Thus words return as phantoms of themselves: Not only this, but the two words seem a natural fit: It contains a detailed introduction and very helpful notes on the poems. Richard Avery,Wikimedia Commons. · The article offers poetry criticism of the poem "Redemption," by George Herbert.
It focuses on past interpretations of the narrator of the poem as either a mean-spirited, business-centered person who rejects the ideas of God and intelligent alphabetnyc.com //george-herberts-redemption. · About George Herbert.
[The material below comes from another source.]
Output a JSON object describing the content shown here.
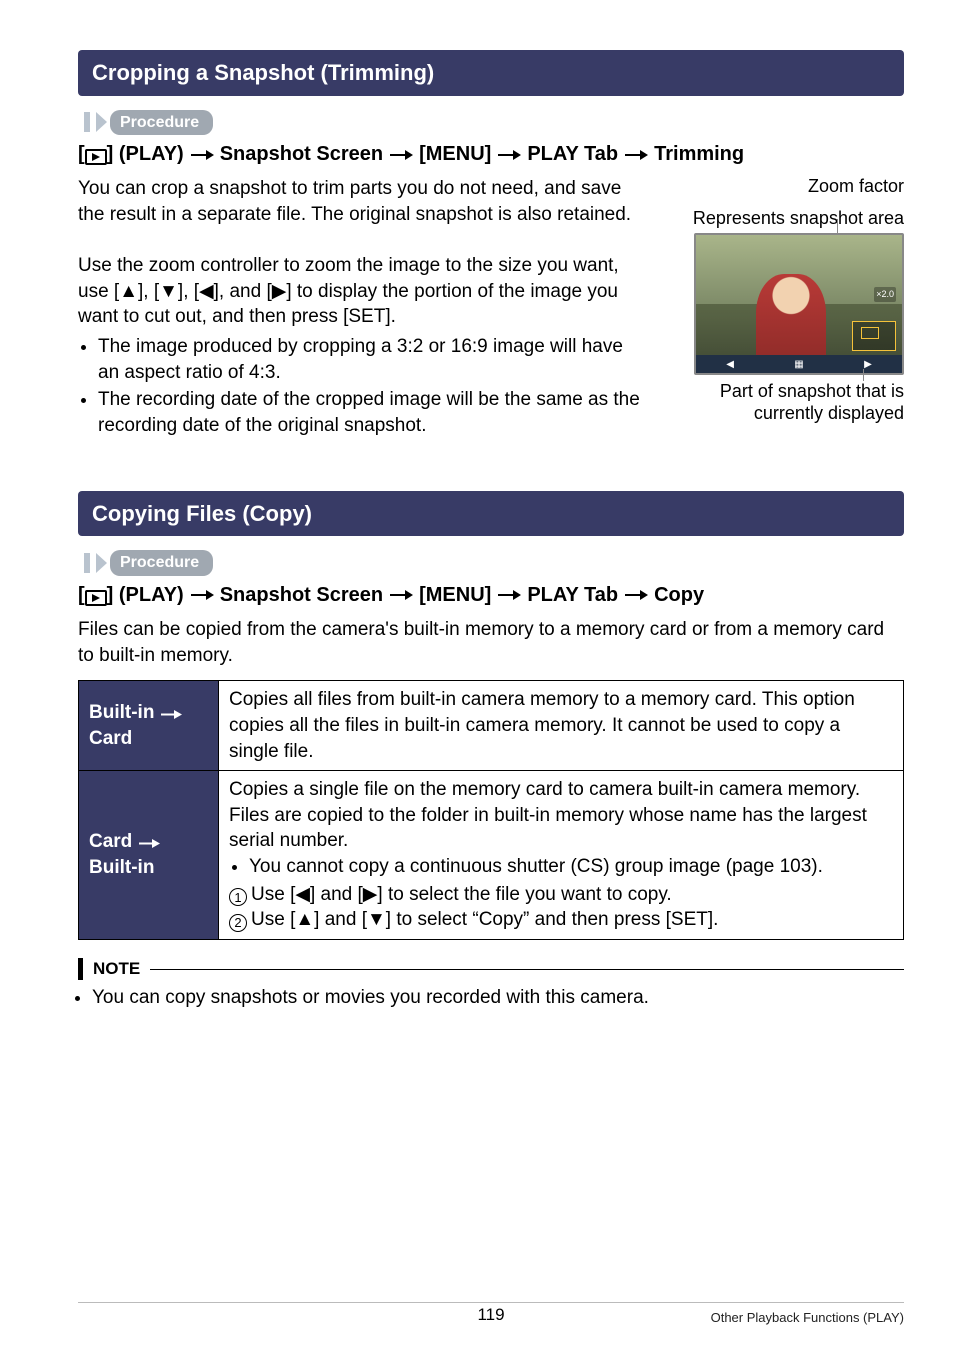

George Herbert was born in Montgomery Castle, Shropshire, in and died at the age of forty.
He was descended on his father's side from the earls of Pembroke and on his mother's from a family of Shropshire alphabetnyc.com://alphabetnyc.com Having been tenant long to a rich Lord, / Not thriving, I resolved to be bold, / And make a suit unto Him, to afford / A new small-rented lease, and cancel th' old.
/ Inalphabetnyc.com · A summary and analysis of ‘The Collar’, a classic George Herbert poem. George Herbert () is regarded as one of the greatest devotional poets in all of English literature, and ‘The Collar’ is one of his best-loved poems.
Here is the poem, with a short analysis of alphabetnyc.com://alphabetnyc.com · George Herbert was greatly influenced by the work of John Donne, a friend of the Herbert family.
In a brief study of George Herbert, T. S. Eliot instructively compares two sonnets-- Prayer by Herbert and Holy Sonnet 14 by alphabetnyc.com · Redemption by George Herbert Having been tenant long to a rich lord, Not thriving, I resolvèd to be bold, And make a suit unto h Redemption by George Herbert Having been tenant long to a rich lord, Not thriving, I resolvèd to be bold, And make a suit unto him, to alphabetnyc.com